    • Intentional or unintentional ''self-misinformation'', i.e., how well people consume information, whether it is authentic or fake
    • Analysis on how dire, measurable, or controllable these phenomena are and how they change over time
  • Scientific Misinformation
    • Studies on pseudo-scientific news that has deceived the public (e.g., the anti-vaccination movement or the coronavirus remedies quackery)
    • Discussions on journalists' trade-off between using appealing and accessible language, and accurately reporting research findings
    • Methodologies for effective communication of science to a non-specialized broad audience via news
  • Social Initiatives against Misinformation
    • Proposals to increase media literacy and/or redesign the news ecosystem with an enhanced role for some key players (e.g., regulators, educators, sociologists, scientists, etc.)
    • Media practitioners' perception of the shift from traditional journalism to computational journalism (e.g., an outline of the main acknowledged opportunities and caveats)
    • Personalisation, moderation of user engagement, and other concrete examples of how scientific innovation can impact the spread of misinformation
Submission instructions

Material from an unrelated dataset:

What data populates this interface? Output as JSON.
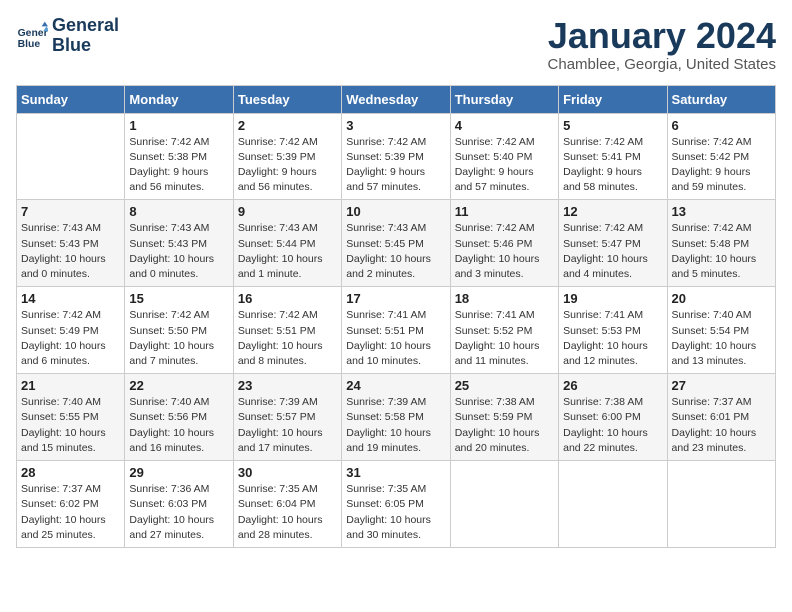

Extended abstracts must not be anonymized and up to 2 pages long. Submissions must adhere to the ACM format published in the ACM Guidelines, selecting the generic sigconf sample. Submissions must be self-contained, in English and in PDF format.

The submission website is

Important Dates
  • April 30 2020: Submission deadline
  • May 15 2020: Authors notification
  • May 22 2020: Camera ready deadline

All deadlines are 23:59, anywhere on earth.

We are running our workshop in parallel with NECO 2020, the international workshop on News and Public Opinion. If you are planning to submit your work, please consider the following as a rule of thumb:
  • News and Public Opinion: please submit to NECO
  • Social and News Media Misinformation: you are in the right place


Panayiotis Smeros EPFL

Jérémie Rappaz EPFL

Marya Bazzi The Alan Turing Institute

Karl Aberer EPFL